The provision of more way marking to encourage spectators to walk may also be useful. In its report ‘Walk this Way’ (October 2010), the Transport Committee highlighted the expansion of TfL’s on-street signage and mapping system, Legible London, as one of a number of actions that could be taken to encourage people to make more journeys by foot.
Who dreams up this kind of crap? Obviously not anyone who ever does any walking in London.
But someone is out there is a realist. Forget all the eco-fluff and the PR handouts. When it comes down to it
just five per cent of spectators at the Olympic Park are forecast to walk or cycle [to it]
Which in itself may well turn out to be a wild over-estimate
For example, everyone in Leytonstone, Leyton and Walthamstow lives within 40 minutes cycling distance of the Olympics, but with a modal share of less than one per cent very few local residents with tickets are likely to cycle to the Olympics.
It becomes even less likely when you take a look at the much-hyped Olympic cycle routes. It’s not just infrastructure like this which is perfunctory and pathetic.
The other day I came across a completed section of the Epping Forest Olympic cycle route as it passes through Waltham Forest - Epping Forest – a new route from the north-east of the Olympic Park through Wanstead and Epping Forest.
Rather strangely, Epping Forest Council advises residents to take a completely different route altogether:
Cycle routes are also being developed so that residents from the area will be able to cycle through the heart of the Lee Valley down to the Olympic Park.
But the official Epping Forest Olympic Cycle Route doesn’t go anywhere near the Lea Valley, until at the very end when you finally arrive at the Olympic Village. (Crikey, I hope no one is going to suggest that Olympic cycle routes are a load of crap cobbled together by car-centric planners who never go near a bicycle and don’t even seem to have a basic grasp of the geography of their own area.)
I am still trying to make sense out of this bizarre section of cycle path. This is where the Epping Forest Olympic Cycle Route crosses the border from Redbridge into Waltham Forest (the green sign with the coat of arms marks the entry into glorious Waltham Forest).

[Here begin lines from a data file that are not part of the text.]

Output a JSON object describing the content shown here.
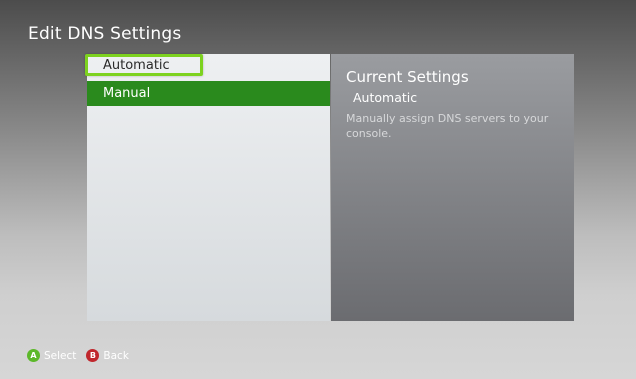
{
  "page": {
    "title": "Edit DNS Settings"
  },
  "menu": {
    "items": [
      {
        "label": "Automatic",
        "focused": true
      },
      {
        "label": "Manual",
        "selected": true
      }
    ]
  },
  "info": {
    "title": "Current Settings",
    "value": "Automatic",
    "description": "Manually assign DNS servers to your console."
  },
  "footer": {
    "a_glyph": "A",
    "select_label": "Select",
    "b_glyph": "B",
    "back_label": "Back"
  },
  "colors": {
    "focus_ring": "#7dd21f",
    "selected_bg": "#2a8a1d",
    "a_button": "#5cb82a",
    "b_button": "#c0272d"
  }
}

(Below) The idea seems to be that if you were returning to Epping from the Olympic site you would come along the lethal A114 (Bush Road) and take a left turn into Bushwood E11, then execute a sharp right turn onto the traffic island, where you wait to cross the other arm of Bushwood. (Any driver behind you may well collide with you, since they won’t be expecting this manoeuvre.)

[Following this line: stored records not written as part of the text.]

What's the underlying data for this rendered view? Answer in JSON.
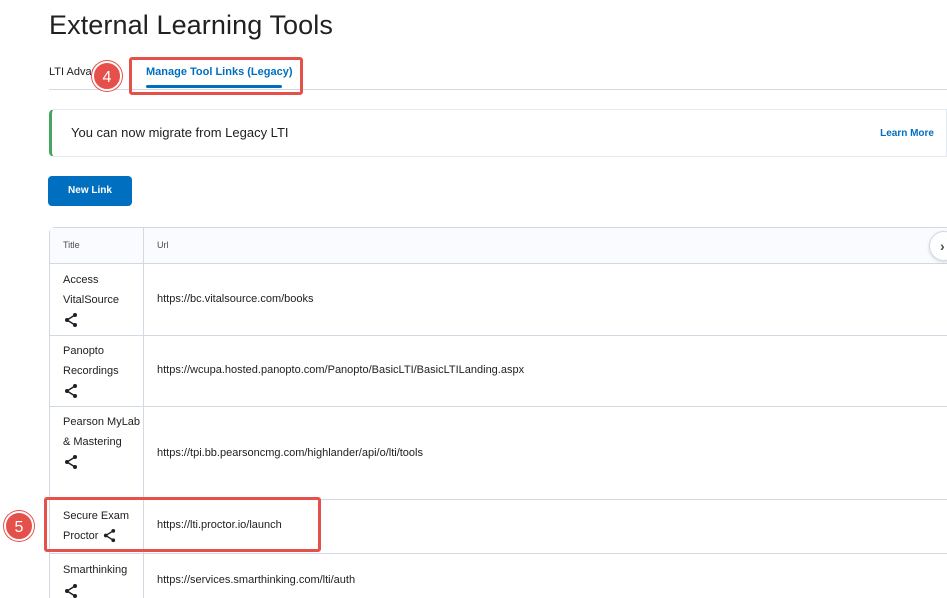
{
  "page": {
    "title": "External Learning Tools"
  },
  "tabs": [
    {
      "label": "LTI Advantage"
    },
    {
      "label": "Manage Tool Links (Legacy)"
    }
  ],
  "callouts": {
    "step4": "4",
    "step5": "5"
  },
  "alert": {
    "message": "You can now migrate from Legacy LTI",
    "link": "Learn More"
  },
  "new_link_button": "New Link",
  "table": {
    "headers": {
      "title": "Title",
      "url": "Url"
    },
    "rows": [
      {
        "title": "Access VitalSource",
        "url": "https://bc.vitalsource.com/books"
      },
      {
        "title": "Panopto Recordings",
        "url": "https://wcupa.hosted.panopto.com/Panopto/BasicLTI/BasicLTILanding.aspx"
      },
      {
        "title": "Pearson MyLab & Mastering",
        "url": "https://tpi.bb.pearsoncmg.com/highlander/api/o/lti/tools"
      },
      {
        "title": "Secure Exam Proctor",
        "url": "https://lti.proctor.io/launch"
      },
      {
        "title": "Smarthinking",
        "url": "https://services.smarthinking.com/lti/auth"
      }
    ]
  },
  "icons": {
    "share": "share-icon",
    "scroll": "chevron-right-icon"
  },
  "colors": {
    "accent": "#006fbf",
    "callout": "#e6504a",
    "alert_bar": "#46a661"
  }
}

(Below) You then cross Bushwood and join the off-road cycle path running parallel to Bush Road. You could have avoided this pointless diversion if there was a dropped kerb beyond the traffic island permitting access from Bush Road, but there isn’t one. The planners are determined you will make this futile, time-wasting diversion. After a few metres you encounter… a bus stop.
(Below) A little further on the cycle path terminates at a signalled crossing, with a sign post conveniently located in the centre of one cycle path. Cyclists heading for High Road Leytonstone will obviously be tempted to continue riding (illegally) on the pavement rather than rejoin the carriageway. The crossing takes you to the Green Man roundabout. After that it seems you have to go along Whipps Cross Road and then up Woodford New Road. Which is fine if you have strong nerves and the right prescription. You will then be obliged to go into the Waterworks roundabout underpass labyrinth, where the chances are you will probably encounter at least one scampering rat.
(Below) Looking back towards Redbridge. Please don’t get the idea that you could build a network of off-road cycle paths on land like this, because it forms part of the eviscerated remains of Epping Forest and is under the control of the Corporation of London, which has made it perfectly clear that it doesn’t want cyclists on its land. By definition, the Epping Forest Olympic Cycle Route will not intrude on Epping Forest.